Defence and Security Alert - DSAlert.Org

Sunday February 23, 2020

Current Issue: February 2020

Click here for all past issues



Subscribe for Updates

Subscribe to receive news
and to hear latest updates!

Quick Contact

Type the characters below

English French German Italian Portuguese Russian Spanish

DSA is as much yours, as it is ours! (October 2016)

| | | Share |

Anniversary issues have generally been occasions to rejoice over progress made, recount events and developments, and prepare for what is yet to come. And it is something largely followed here as well. But this anniversary issue is different for it comes in the wake of a deep tragedy, followed upon by an announcement of some military significance. So, the anniversary mood is somewhat tempered, as it ought to be in the circumstances. After all, no one can be ignorant or indifferent to the prevailing national mood.

The death toll from the terrorist attack on the Army camp in Uri is high by any standards. Probably, the death toll is the the highest in a single action in Jammu & Kashmir in more than a decade. Of course, it is not comparable to the losses suffered by the Dogra Regiment in Manipur last year, but then, that is a different terrain and pattern of terrorism. Because J&K is connected to Pakistan’s policy of exporting terror as a tool of diplomatic and military pressure, the reverberations from attacks like Uri are greater. Every loss of life is regrettable, but what also matters is the manner in which military lives are lost. And for that reason, the losses from Uri find greater resonance nationwide.

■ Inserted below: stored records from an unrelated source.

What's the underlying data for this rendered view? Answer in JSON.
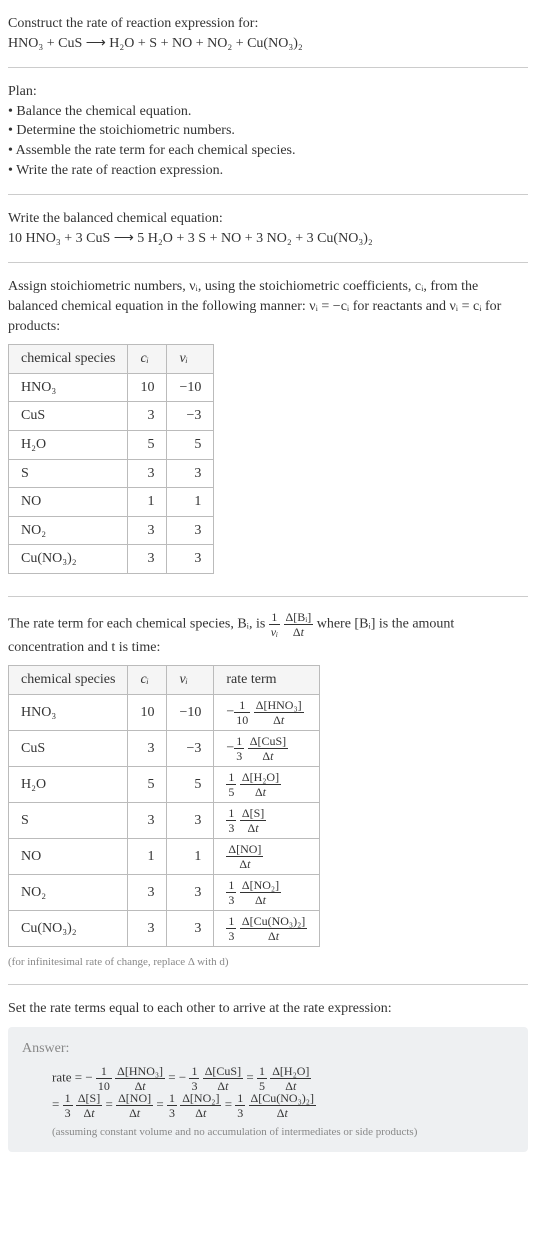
{
  "header": {
    "title": "Construct the rate of reaction expression for:",
    "equation": "HNO₃ + CuS ⟶ H₂O + S + NO + NO₂ + Cu(NO₃)₂"
  },
  "plan": {
    "title": "Plan:",
    "steps": [
      "• Balance the chemical equation.",
      "• Determine the stoichiometric numbers.",
      "• Assemble the rate term for each chemical species.",
      "• Write the rate of reaction expression."
    ]
  },
  "balanced": {
    "title": "Write the balanced chemical equation:",
    "equation": "10 HNO₃ + 3 CuS ⟶ 5 H₂O + 3 S + NO + 3 NO₂ + 3 Cu(NO₃)₂"
  },
  "stoich": {
    "intro": "Assign stoichiometric numbers, νᵢ, using the stoichiometric coefficients, cᵢ, from the balanced chemical equation in the following manner: νᵢ = −cᵢ for reactants and νᵢ = cᵢ for products:",
    "headers": [
      "chemical species",
      "cᵢ",
      "νᵢ"
    ],
    "rows": [
      {
        "species": "HNO₃",
        "c": "10",
        "v": "−10"
      },
      {
        "species": "CuS",
        "c": "3",
        "v": "−3"
      },
      {
        "species": "H₂O",
        "c": "5",
        "v": "5"
      },
      {
        "species": "S",
        "c": "3",
        "v": "3"
      },
      {
        "species": "NO",
        "c": "1",
        "v": "1"
      },
      {
        "species": "NO₂",
        "c": "3",
        "v": "3"
      },
      {
        "species": "Cu(NO₃)₂",
        "c": "3",
        "v": "3"
      }
    ]
  },
  "rateterm": {
    "intro_prefix": "The rate term for each chemical species, Bᵢ, is ",
    "intro_suffix": " where [Bᵢ] is the amount concentration and t is time:",
    "headers": [
      "chemical species",
      "cᵢ",
      "νᵢ",
      "rate term"
    ],
    "rows": [
      {
        "species": "HNO₃",
        "c": "10",
        "v": "−10",
        "term_coef": "−1/10",
        "term_delta": "Δ[HNO₃]"
      },
      {
        "species": "CuS",
        "c": "3",
        "v": "−3",
        "term_coef": "−1/3",
        "term_delta": "Δ[CuS]"
      },
      {
        "species": "H₂O",
        "c": "5",
        "v": "5",
        "term_coef": "1/5",
        "term_delta": "Δ[H₂O]"
      },
      {
        "species": "S",
        "c": "3",
        "v": "3",
        "term_coef": "1/3",
        "term_delta": "Δ[S]"
      },
      {
        "species": "NO",
        "c": "1",
        "v": "1",
        "term_coef": "",
        "term_delta": "Δ[NO]"
      },
      {
        "species": "NO₂",
        "c": "3",
        "v": "3",
        "term_coef": "1/3",
        "term_delta": "Δ[NO₂]"
      },
      {
        "species": "Cu(NO₃)₂",
        "c": "3",
        "v": "3",
        "term_coef": "1/3",
        "term_delta": "Δ[Cu(NO₃)₂]"
      }
    ],
    "note": "(for infinitesimal rate of change, replace Δ with d)"
  },
  "final": {
    "intro": "Set the rate terms equal to each other to arrive at the rate expression:",
    "answer_label": "Answer:",
    "rate_prefix": "rate = ",
    "terms": [
      {
        "sign": "−",
        "coef_top": "1",
        "coef_bot": "10",
        "delta": "Δ[HNO₃]"
      },
      {
        "sign": "−",
        "coef_top": "1",
        "coef_bot": "3",
        "delta": "Δ[CuS]"
      },
      {
        "sign": "",
        "coef_top": "1",
        "coef_bot": "5",
        "delta": "Δ[H₂O]"
      },
      {
        "sign": "",
        "coef_top": "1",
        "coef_bot": "3",
        "delta": "Δ[S]"
      },
      {
        "sign": "",
        "coef_top": "",
        "coef_bot": "",
        "delta": "Δ[NO]"
      },
      {
        "sign": "",
        "coef_top": "1",
        "coef_bot": "3",
        "delta": "Δ[NO₂]"
      },
      {
        "sign": "",
        "coef_top": "1",
        "coef_bot": "3",
        "delta": "Δ[Cu(NO₃)₂]"
      }
    ],
    "note": "(assuming constant volume and no accumulation of intermediates or side products)"
  }
}
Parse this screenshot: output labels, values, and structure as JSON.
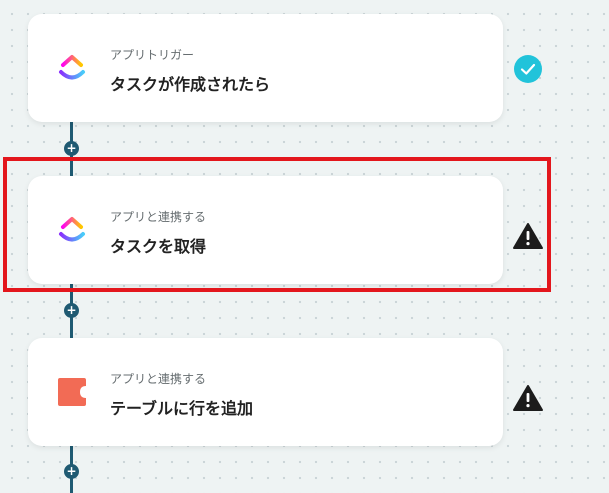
{
  "flow": {
    "steps": [
      {
        "subtitle": "アプリトリガー",
        "title": "タスクが作成されたら",
        "app_icon": "clickup-logo-icon",
        "status": "success"
      },
      {
        "subtitle": "アプリと連携する",
        "title": "タスクを取得",
        "app_icon": "clickup-logo-icon",
        "status": "warning"
      },
      {
        "subtitle": "アプリと連携する",
        "title": "テーブルに行を追加",
        "app_icon": "table-app-logo-icon",
        "status": "warning"
      }
    ],
    "add_step_symbol": "+"
  },
  "colors": {
    "connector": "#1f5a72",
    "success": "#21c3da",
    "warning": "#1c1c1c",
    "highlight": "#e3161c",
    "table_app": "#f26b55"
  }
}
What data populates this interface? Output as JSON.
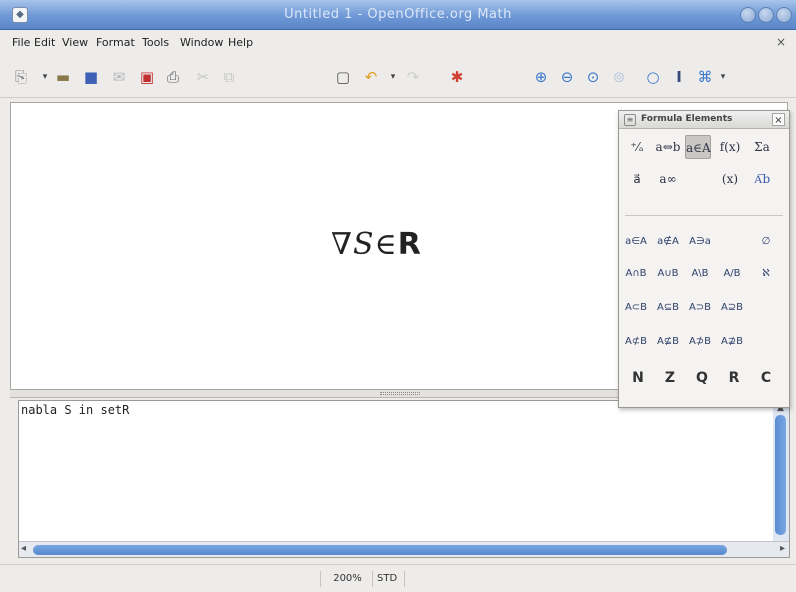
{
  "window": {
    "title": "Untitled 1 - OpenOffice.org Math"
  },
  "menu": {
    "file": "File",
    "edit": "Edit",
    "view": "View",
    "format": "Format",
    "tools": "Tools",
    "window": "Window",
    "help": "Help",
    "close_doc": "×"
  },
  "toolbar": {
    "buttons": [
      "new-icon",
      "open-icon",
      "save-icon",
      "email-icon",
      "pdf-icon",
      "print-icon",
      "cut-icon",
      "copy-icon",
      "undo-icon",
      "redo-icon",
      "update-icon",
      "zoom-in-icon",
      "zoom-out-icon",
      "zoom-100-icon",
      "show-all-icon",
      "zoom-icon",
      "formula-cursor-icon",
      "symbols-icon"
    ]
  },
  "formula": {
    "nabla": "∇",
    "s": "S",
    "in": "∈",
    "r": "R"
  },
  "command": {
    "text": "nabla S in setR"
  },
  "statusbar": {
    "zoom": "200%",
    "mode": "STD"
  },
  "elements_panel": {
    "title": "Formula Elements",
    "categories": {
      "unary_binary": "⁺⁄ₐ",
      "relations": "a⇔b",
      "set_ops": "a∈A",
      "functions": "f(x)",
      "operators": "Σa",
      "attributes": "a⃗",
      "others": "a∞",
      "brackets": "(x)",
      "formats": "A͞b"
    },
    "rows": [
      [
        "a∈A",
        "a∉A",
        "A∋a",
        "",
        "∅"
      ],
      [
        "A∩B",
        "A∪B",
        "A\\B",
        "A/B",
        "ℵ"
      ],
      [
        "A⊂B",
        "A⊆B",
        "A⊃B",
        "A⊇B",
        ""
      ],
      [
        "A⊄B",
        "A⊈B",
        "A⊅B",
        "A⊉B",
        ""
      ],
      [
        "N",
        "Z",
        "Q",
        "R",
        "C"
      ]
    ]
  }
}
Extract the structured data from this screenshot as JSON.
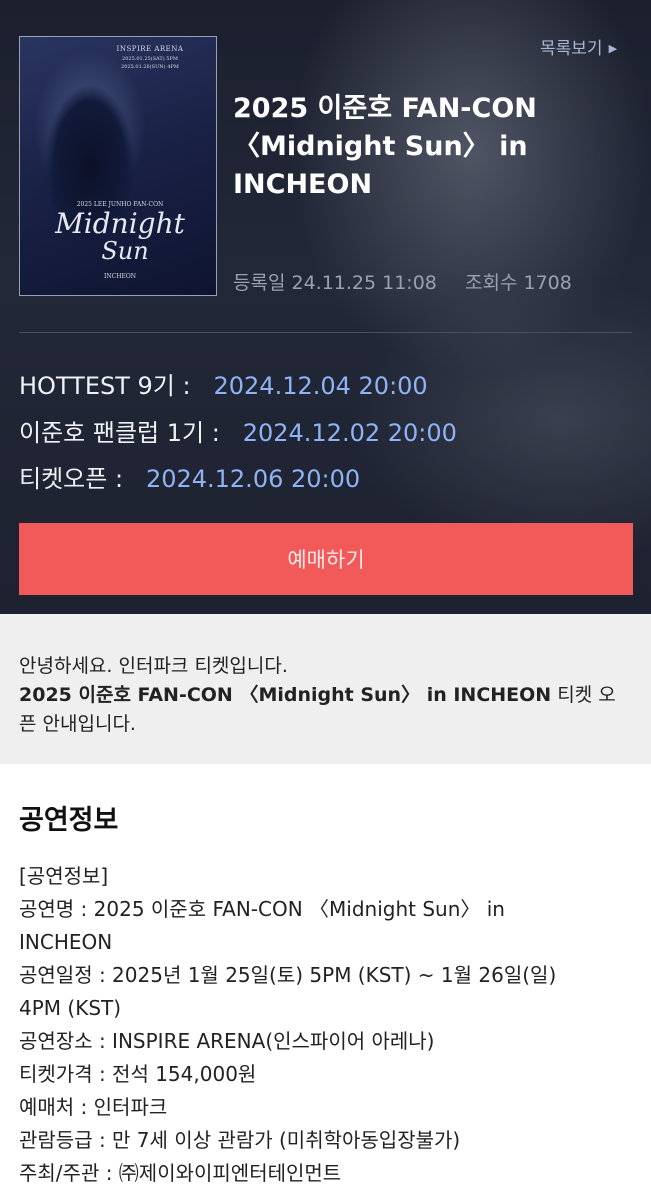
{
  "poster": {
    "arena": "INSPIRE ARENA",
    "dates_line1": "2025.01.25(SAT) 5PM",
    "dates_line2": "2025.01.26(SUN) 4PM",
    "fancon": "2025 LEE JUNHO FAN-CON",
    "title_line1": "Midnight",
    "title_line2": "Sun",
    "city": "INCHEON"
  },
  "header": {
    "list_link": "목록보기",
    "title": "2025 이준호 FAN-CON\n〈Midnight Sun〉 in\nINCHEON",
    "registered": "등록일 24.11.25 11:08",
    "views": "조회수 1708"
  },
  "schedule": [
    {
      "label": "HOTTEST 9기 :",
      "value": "2024.12.04 20:00"
    },
    {
      "label": "이준호 팬클럽 1기 :",
      "value": "2024.12.02 20:00"
    },
    {
      "label": "티켓오픈 :",
      "value": "2024.12.06 20:00"
    }
  ],
  "book_button": "예매하기",
  "notice": {
    "line1": "안녕하세요. 인터파크 티켓입니다.",
    "bold": "2025 이준호 FAN-CON 〈Midnight Sun〉 in INCHEON",
    "rest": " 티켓 오픈 안내입니다."
  },
  "info": {
    "heading": "공연정보",
    "lines": [
      "[공연정보]",
      "공연명 : 2025 이준호 FAN-CON 〈Midnight Sun〉 in\nINCHEON",
      "공연일정 : 2025년 1월 25일(토) 5PM (KST) ~ 1월 26일(일)\n4PM (KST)",
      "공연장소 : INSPIRE ARENA(인스파이어 아레나)",
      "티켓가격 : 전석 154,000원",
      "예매처 : 인터파크",
      "관람등급 : 만 7세 이상 관람가 (미취학아동입장불가)",
      "주최/주관 : ㈜제이와이피엔터테인먼트"
    ]
  },
  "colors": {
    "accent_button": "#f25a5a",
    "date_blue": "#8fb3f5",
    "link": "#a9b6d6"
  }
}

Responses to military losses are not to be determined on the streets of India but in the cold and calculating world of operations room. All responses have the capability of drawing continual actions, so all decisions have to be deliberately calibrated. Nothing knee jerk needs to be done. The nature of response may well be at great variance with the method adopted in the terror strike in the first place. After all, playing to the gallery is the essence of terrorist actions, but need not be for cold statecraft.

This is why the long winded deliberations and negotiations over the recently announced Rafale deal merit greater attention. Price negotiations, for what is undoubtedly a very expensive purchase, took a long time. Even as India was chipping away at the total figures initially quoted, France remained very keen to sell. So, as is obvious, both sides come away with something from the deal, for they seem pleased with the final outcome. It is a moot point whether a total of 36 aircraft makes operational and logistical sense, and this will remain a matter of debate for a long time to come.

What matters foremost is how the Indian aerospace industry benefits from the offsets and the much touted strategic partnership with France. Any technical and design inputs from France must be welcomed if they improve the domestic Tejas programme and help in the Fifth Generation Fighter Aircraft for which India has committed a large sum of monies. Certainly, a lot more needs to be done and the experience of France into these projects are welcome inputs. In case, they are on offer in the first instance. If not, then the long term costs of the Rafale project need to be analysed more deeply.

After all, the monies spent on the Rafale are enormous. By far, the largest India will be spending on a single item in double digit numbers. Some of these funds would go a long way in taking care of equipment and technologies that make India’s border safer and save the lives of its soldiers. Even if it is the largest arm, the average infantryman remains under equipped in terms of protection, communication, mobility and to a point, firepower. The same holds true for the Rashtriya Rifles, which undertakes infantry type of operations. The choice of equipping the soldier rests with the priority accorded by the service headquarters primarily and the Ministry of Defence, secondarily.

Service headquarters tend to favour big ticket items over daily essentials, for they make news. As Rafale has done, this would not have been the case if the Air Force had brought some critically required item like air defence radars.

Welcoming the decision to re-arm the Air Force shouldn’t take the focus away from other critical deficiencies. After all, the defence and security of the country is a complex web of men, their tools, the hardware in use and the software that drives the whole game. In all aspects, native Indian genius needs to flower.

blog comments powered by Disqus
You are here: Home Editor-in-Chief's Blog DSA is as much yours, as it is ours! (October 2016)